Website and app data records
=====
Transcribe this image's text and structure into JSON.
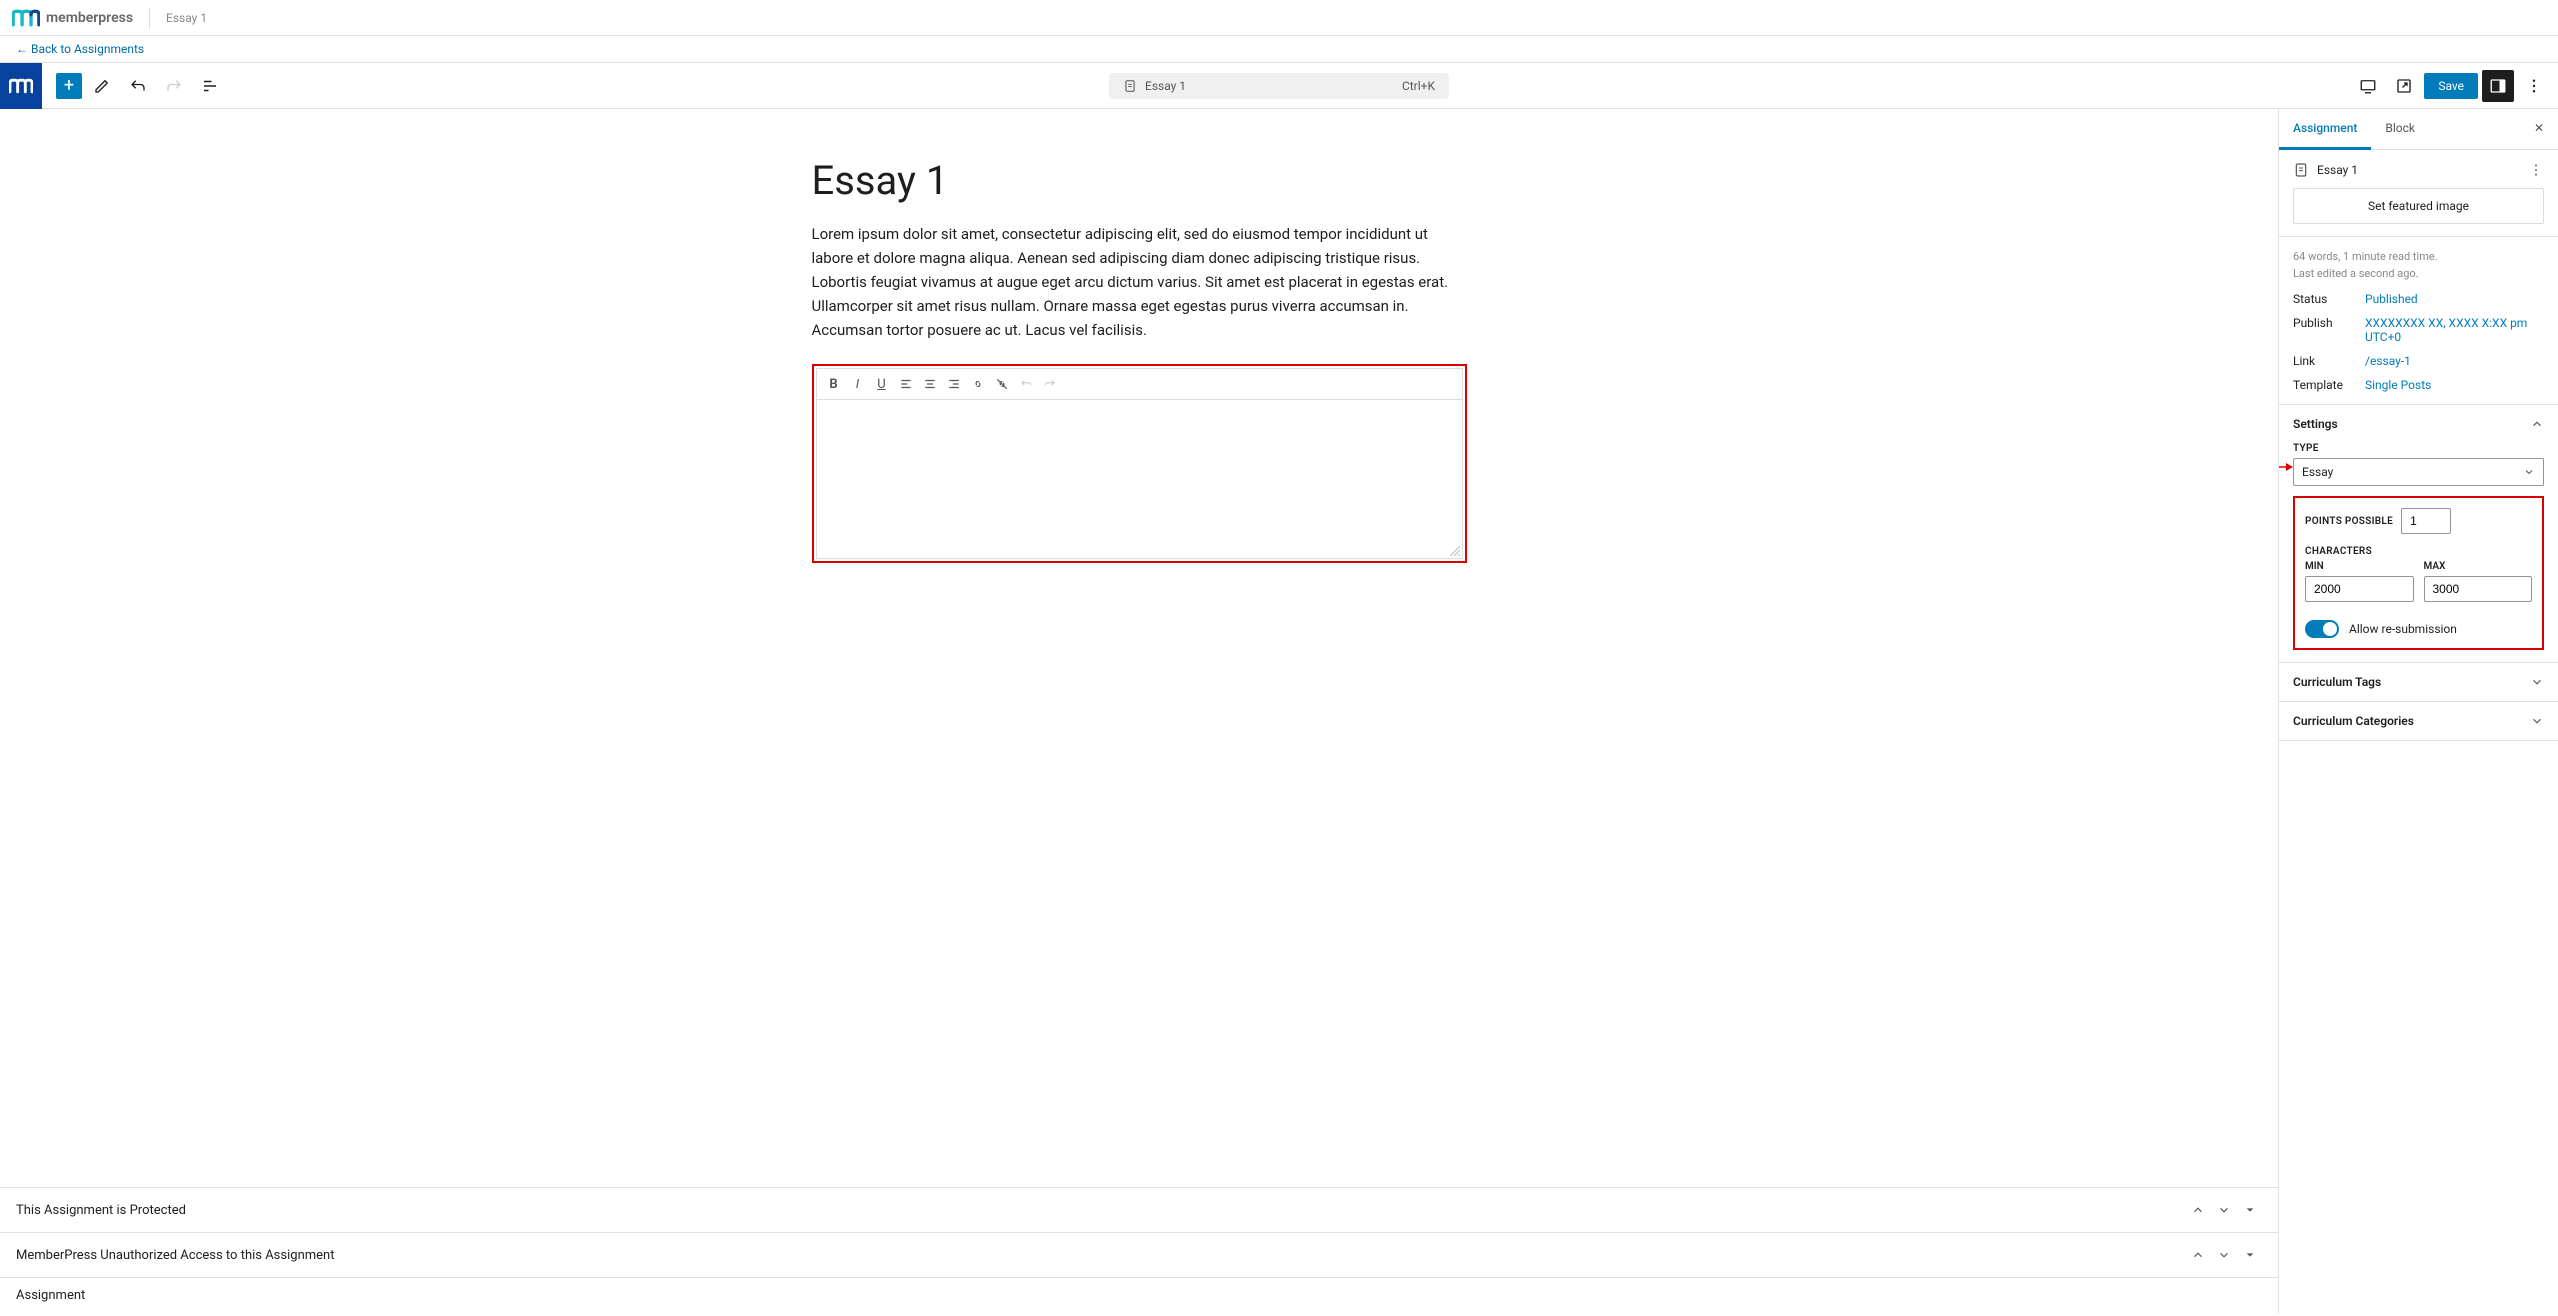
{
  "admin": {
    "brand": "memberpress",
    "title": "Essay 1",
    "back_link": "Back to Assignments"
  },
  "topbar": {
    "doc_title": "Essay 1",
    "shortcut": "Ctrl+K",
    "save_label": "Save"
  },
  "editor": {
    "title": "Essay 1",
    "body": "Lorem ipsum dolor sit amet, consectetur adipiscing elit, sed do eiusmod tempor incididunt ut labore et dolore magna aliqua. Aenean sed adipiscing diam donec adipiscing tristique risus. Lobortis feugiat vivamus at augue eget arcu dictum varius. Sit amet est placerat in egestas erat. Ullamcorper sit amet risus nullam. Ornare massa eget egestas purus viverra accumsan in. Accumsan tortor posuere ac ut. Lacus vel facilisis."
  },
  "bottom_panels": [
    "This Assignment is Protected",
    "MemberPress Unauthorized Access to this Assignment",
    "Assignment"
  ],
  "sidebar": {
    "tabs": {
      "assignment": "Assignment",
      "block": "Block"
    },
    "doc_title": "Essay 1",
    "featured_image": "Set featured image",
    "meta_line1": "64 words, 1 minute read time.",
    "meta_line2": "Last edited a second ago.",
    "status": {
      "label": "Status",
      "value": "Published"
    },
    "publish": {
      "label": "Publish",
      "value": "XXXXXXXX XX, XXXX X:XX pm UTC+0"
    },
    "link": {
      "label": "Link",
      "value": "/essay-1"
    },
    "template": {
      "label": "Template",
      "value": "Single Posts"
    },
    "settings_head": "Settings",
    "type_label": "TYPE",
    "type_value": "Essay",
    "points_label": "POINTS POSSIBLE",
    "points_value": "1",
    "chars_label": "CHARACTERS",
    "min_label": "MIN",
    "min_value": "2000",
    "max_label": "MAX",
    "max_value": "3000",
    "allow_resub": "Allow re-submission",
    "tags_head": "Curriculum Tags",
    "cats_head": "Curriculum Categories"
  }
}
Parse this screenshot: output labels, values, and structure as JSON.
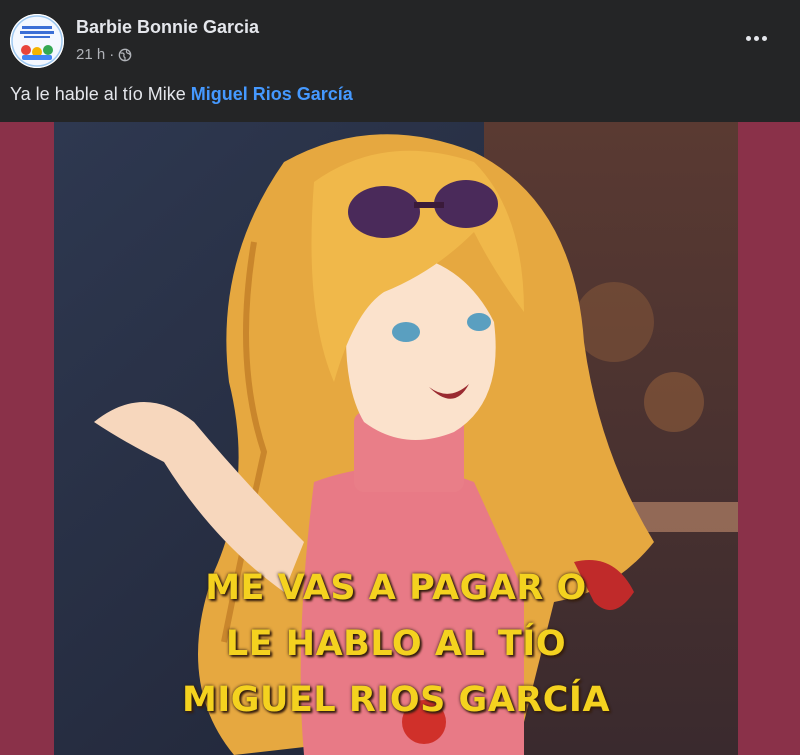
{
  "post": {
    "author": "Barbie Bonnie Garcia",
    "time": "21 h",
    "separator": "·",
    "audience_icon": "globe-icon",
    "more_icon": "more-options-icon",
    "caption_text": "Ya le hable al tío Mike ",
    "caption_mention": "Miguel Rios García"
  },
  "meme": {
    "lines": [
      "ME VAS A PAGAR O",
      "LE HABLO AL TÍO",
      "MIGUEL RIOS GARCÍA"
    ]
  },
  "colors": {
    "background": "#242526",
    "text": "#e4e6eb",
    "secondary": "#b0b3b8",
    "mention": "#4599ff",
    "media_border": "#8a3149",
    "meme_text": "#f4d21f"
  }
}
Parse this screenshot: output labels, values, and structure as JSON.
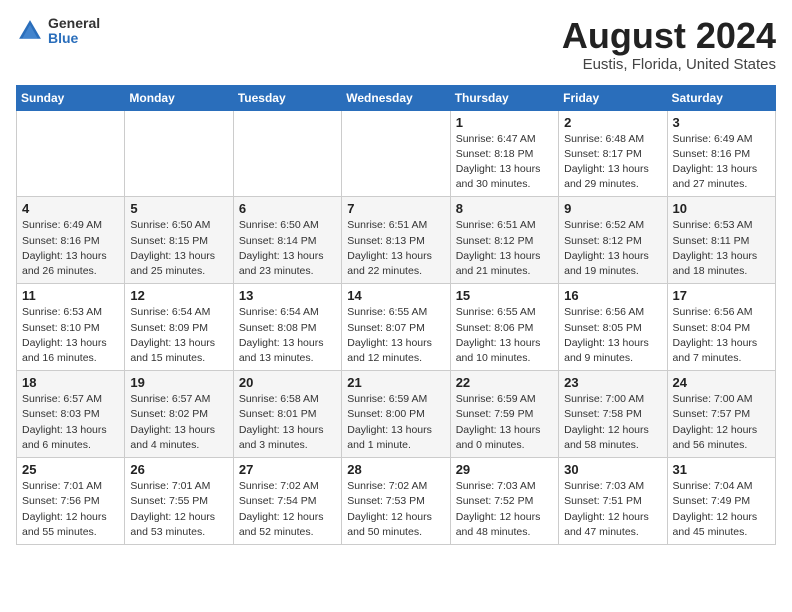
{
  "header": {
    "logo_general": "General",
    "logo_blue": "Blue",
    "title": "August 2024",
    "subtitle": "Eustis, Florida, United States"
  },
  "weekdays": [
    "Sunday",
    "Monday",
    "Tuesday",
    "Wednesday",
    "Thursday",
    "Friday",
    "Saturday"
  ],
  "weeks": [
    [
      {
        "day": "",
        "empty": true
      },
      {
        "day": "",
        "empty": true
      },
      {
        "day": "",
        "empty": true
      },
      {
        "day": "",
        "empty": true
      },
      {
        "day": "1",
        "sunrise": "Sunrise: 6:47 AM",
        "sunset": "Sunset: 8:18 PM",
        "daylight": "Daylight: 13 hours and 30 minutes."
      },
      {
        "day": "2",
        "sunrise": "Sunrise: 6:48 AM",
        "sunset": "Sunset: 8:17 PM",
        "daylight": "Daylight: 13 hours and 29 minutes."
      },
      {
        "day": "3",
        "sunrise": "Sunrise: 6:49 AM",
        "sunset": "Sunset: 8:16 PM",
        "daylight": "Daylight: 13 hours and 27 minutes."
      }
    ],
    [
      {
        "day": "4",
        "sunrise": "Sunrise: 6:49 AM",
        "sunset": "Sunset: 8:16 PM",
        "daylight": "Daylight: 13 hours and 26 minutes."
      },
      {
        "day": "5",
        "sunrise": "Sunrise: 6:50 AM",
        "sunset": "Sunset: 8:15 PM",
        "daylight": "Daylight: 13 hours and 25 minutes."
      },
      {
        "day": "6",
        "sunrise": "Sunrise: 6:50 AM",
        "sunset": "Sunset: 8:14 PM",
        "daylight": "Daylight: 13 hours and 23 minutes."
      },
      {
        "day": "7",
        "sunrise": "Sunrise: 6:51 AM",
        "sunset": "Sunset: 8:13 PM",
        "daylight": "Daylight: 13 hours and 22 minutes."
      },
      {
        "day": "8",
        "sunrise": "Sunrise: 6:51 AM",
        "sunset": "Sunset: 8:12 PM",
        "daylight": "Daylight: 13 hours and 21 minutes."
      },
      {
        "day": "9",
        "sunrise": "Sunrise: 6:52 AM",
        "sunset": "Sunset: 8:12 PM",
        "daylight": "Daylight: 13 hours and 19 minutes."
      },
      {
        "day": "10",
        "sunrise": "Sunrise: 6:53 AM",
        "sunset": "Sunset: 8:11 PM",
        "daylight": "Daylight: 13 hours and 18 minutes."
      }
    ],
    [
      {
        "day": "11",
        "sunrise": "Sunrise: 6:53 AM",
        "sunset": "Sunset: 8:10 PM",
        "daylight": "Daylight: 13 hours and 16 minutes."
      },
      {
        "day": "12",
        "sunrise": "Sunrise: 6:54 AM",
        "sunset": "Sunset: 8:09 PM",
        "daylight": "Daylight: 13 hours and 15 minutes."
      },
      {
        "day": "13",
        "sunrise": "Sunrise: 6:54 AM",
        "sunset": "Sunset: 8:08 PM",
        "daylight": "Daylight: 13 hours and 13 minutes."
      },
      {
        "day": "14",
        "sunrise": "Sunrise: 6:55 AM",
        "sunset": "Sunset: 8:07 PM",
        "daylight": "Daylight: 13 hours and 12 minutes."
      },
      {
        "day": "15",
        "sunrise": "Sunrise: 6:55 AM",
        "sunset": "Sunset: 8:06 PM",
        "daylight": "Daylight: 13 hours and 10 minutes."
      },
      {
        "day": "16",
        "sunrise": "Sunrise: 6:56 AM",
        "sunset": "Sunset: 8:05 PM",
        "daylight": "Daylight: 13 hours and 9 minutes."
      },
      {
        "day": "17",
        "sunrise": "Sunrise: 6:56 AM",
        "sunset": "Sunset: 8:04 PM",
        "daylight": "Daylight: 13 hours and 7 minutes."
      }
    ],
    [
      {
        "day": "18",
        "sunrise": "Sunrise: 6:57 AM",
        "sunset": "Sunset: 8:03 PM",
        "daylight": "Daylight: 13 hours and 6 minutes."
      },
      {
        "day": "19",
        "sunrise": "Sunrise: 6:57 AM",
        "sunset": "Sunset: 8:02 PM",
        "daylight": "Daylight: 13 hours and 4 minutes."
      },
      {
        "day": "20",
        "sunrise": "Sunrise: 6:58 AM",
        "sunset": "Sunset: 8:01 PM",
        "daylight": "Daylight: 13 hours and 3 minutes."
      },
      {
        "day": "21",
        "sunrise": "Sunrise: 6:59 AM",
        "sunset": "Sunset: 8:00 PM",
        "daylight": "Daylight: 13 hours and 1 minute."
      },
      {
        "day": "22",
        "sunrise": "Sunrise: 6:59 AM",
        "sunset": "Sunset: 7:59 PM",
        "daylight": "Daylight: 13 hours and 0 minutes."
      },
      {
        "day": "23",
        "sunrise": "Sunrise: 7:00 AM",
        "sunset": "Sunset: 7:58 PM",
        "daylight": "Daylight: 12 hours and 58 minutes."
      },
      {
        "day": "24",
        "sunrise": "Sunrise: 7:00 AM",
        "sunset": "Sunset: 7:57 PM",
        "daylight": "Daylight: 12 hours and 56 minutes."
      }
    ],
    [
      {
        "day": "25",
        "sunrise": "Sunrise: 7:01 AM",
        "sunset": "Sunset: 7:56 PM",
        "daylight": "Daylight: 12 hours and 55 minutes."
      },
      {
        "day": "26",
        "sunrise": "Sunrise: 7:01 AM",
        "sunset": "Sunset: 7:55 PM",
        "daylight": "Daylight: 12 hours and 53 minutes."
      },
      {
        "day": "27",
        "sunrise": "Sunrise: 7:02 AM",
        "sunset": "Sunset: 7:54 PM",
        "daylight": "Daylight: 12 hours and 52 minutes."
      },
      {
        "day": "28",
        "sunrise": "Sunrise: 7:02 AM",
        "sunset": "Sunset: 7:53 PM",
        "daylight": "Daylight: 12 hours and 50 minutes."
      },
      {
        "day": "29",
        "sunrise": "Sunrise: 7:03 AM",
        "sunset": "Sunset: 7:52 PM",
        "daylight": "Daylight: 12 hours and 48 minutes."
      },
      {
        "day": "30",
        "sunrise": "Sunrise: 7:03 AM",
        "sunset": "Sunset: 7:51 PM",
        "daylight": "Daylight: 12 hours and 47 minutes."
      },
      {
        "day": "31",
        "sunrise": "Sunrise: 7:04 AM",
        "sunset": "Sunset: 7:49 PM",
        "daylight": "Daylight: 12 hours and 45 minutes."
      }
    ]
  ]
}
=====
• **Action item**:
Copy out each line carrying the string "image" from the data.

• **Solution below**:
Transcribe this image's text and structure into JSON.
    "featured_image": "Set featured image",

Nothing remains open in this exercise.